### PROBLEM
Write out the data exactly, every line included.

━━━━━━━━━━

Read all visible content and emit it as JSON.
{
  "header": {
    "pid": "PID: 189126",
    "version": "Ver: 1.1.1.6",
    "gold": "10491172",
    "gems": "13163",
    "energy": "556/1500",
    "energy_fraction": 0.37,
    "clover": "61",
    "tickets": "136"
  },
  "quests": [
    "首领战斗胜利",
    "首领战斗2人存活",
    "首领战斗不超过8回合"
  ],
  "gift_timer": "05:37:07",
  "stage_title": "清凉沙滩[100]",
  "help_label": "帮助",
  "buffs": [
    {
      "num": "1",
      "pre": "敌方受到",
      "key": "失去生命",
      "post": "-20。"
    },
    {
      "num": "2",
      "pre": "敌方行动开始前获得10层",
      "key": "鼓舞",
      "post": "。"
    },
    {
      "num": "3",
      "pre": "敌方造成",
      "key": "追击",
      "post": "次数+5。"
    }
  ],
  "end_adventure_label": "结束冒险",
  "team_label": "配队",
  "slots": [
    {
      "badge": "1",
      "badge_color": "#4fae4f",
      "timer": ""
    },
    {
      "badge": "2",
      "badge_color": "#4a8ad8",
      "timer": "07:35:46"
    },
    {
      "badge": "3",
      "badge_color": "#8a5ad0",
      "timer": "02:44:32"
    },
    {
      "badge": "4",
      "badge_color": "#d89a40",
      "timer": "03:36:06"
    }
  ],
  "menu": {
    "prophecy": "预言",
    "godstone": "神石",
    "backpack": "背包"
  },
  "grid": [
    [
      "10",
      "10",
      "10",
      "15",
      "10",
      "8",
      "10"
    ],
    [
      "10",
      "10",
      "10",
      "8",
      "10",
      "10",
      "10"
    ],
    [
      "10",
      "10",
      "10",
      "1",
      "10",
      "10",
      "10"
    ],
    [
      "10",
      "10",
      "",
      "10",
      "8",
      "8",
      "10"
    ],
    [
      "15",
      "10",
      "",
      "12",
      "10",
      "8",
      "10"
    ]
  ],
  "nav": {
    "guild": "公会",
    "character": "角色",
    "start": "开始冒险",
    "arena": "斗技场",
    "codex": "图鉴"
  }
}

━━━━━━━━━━

### TASK OUTPUT
Read all visible content and emit it as JSON.
{
  "header": {
    "pid": "PID: 189126",
    "version": "Ver: 1.1.1.6",
    "gold": "10491172",
    "gems": "13163",
    "energy": "556/1500",
    "energy_fraction": 0.37,
    "clover": "61",
    "tickets": "136"
  },
  "quests": [
    "首领战斗胜利",
    "首领战斗2人存活",
    "首领战斗不超过8回合"
  ],
  "gift_timer": "05:37:07",
  "stage_title": "清凉沙滩[100]",
  "help_label": "帮助",
  "buffs": [
    {
      "num": "1",
      "pre": "敌方受到",
      "key": "失去生命",
      "post": "-20。"
    },
    {
      "num": "2",
      "pre": "敌方行动开始前获得10层",
      "key": "鼓舞",
      "post": "。"
    },
    {
      "num": "3",
      "pre": "敌方造成",
      "key": "追击",
      "post": "次数+5。"
    }
  ],
  "end_adventure_label": "结束冒险",
  "team_label": "配队",
  "slots": [
    {
      "badge": "1",
      "badge_color": "#4fae4f",
      "timer": ""
    },
    {
      "badge": "2",
      "badge_color": "#4a8ad8",
      "timer": "07:35:46"
    },
    {
      "badge": "3",
      "badge_color": "#8a5ad0",
      "timer": "02:44:32"
    },
    {
      "badge": "4",
      "badge_color": "#d89a40",
      "timer": "03:36:06"
    }
  ],
  "menu": {
    "prophecy": "预言",
    "godstone": "神石",
    "backpack": "背包"
  },
  "grid": [
    [
      "10",
      "10",
      "10",
      "15",
      "10",
      "8",
      "10"
    ],
    [
      "10",
      "10",
      "10",
      "8",
      "10",
      "10",
      "10"
    ],
    [
      "10",
      "10",
      "10",
      "1",
      "10",
      "10",
      "10"
    ],
    [
      "10",
      "10",
      "",
      "10",
      "8",
      "8",
      "10"
    ],
    [
      "15",
      "10",
      "",
      "12",
      "10",
      "8",
      "10"
    ]
  ],
  "nav": {
    "guild": "公会",
    "character": "角色",
    "start": "开始冒险",
    "arena": "斗技场",
    "codex": "图鉴"
  }
}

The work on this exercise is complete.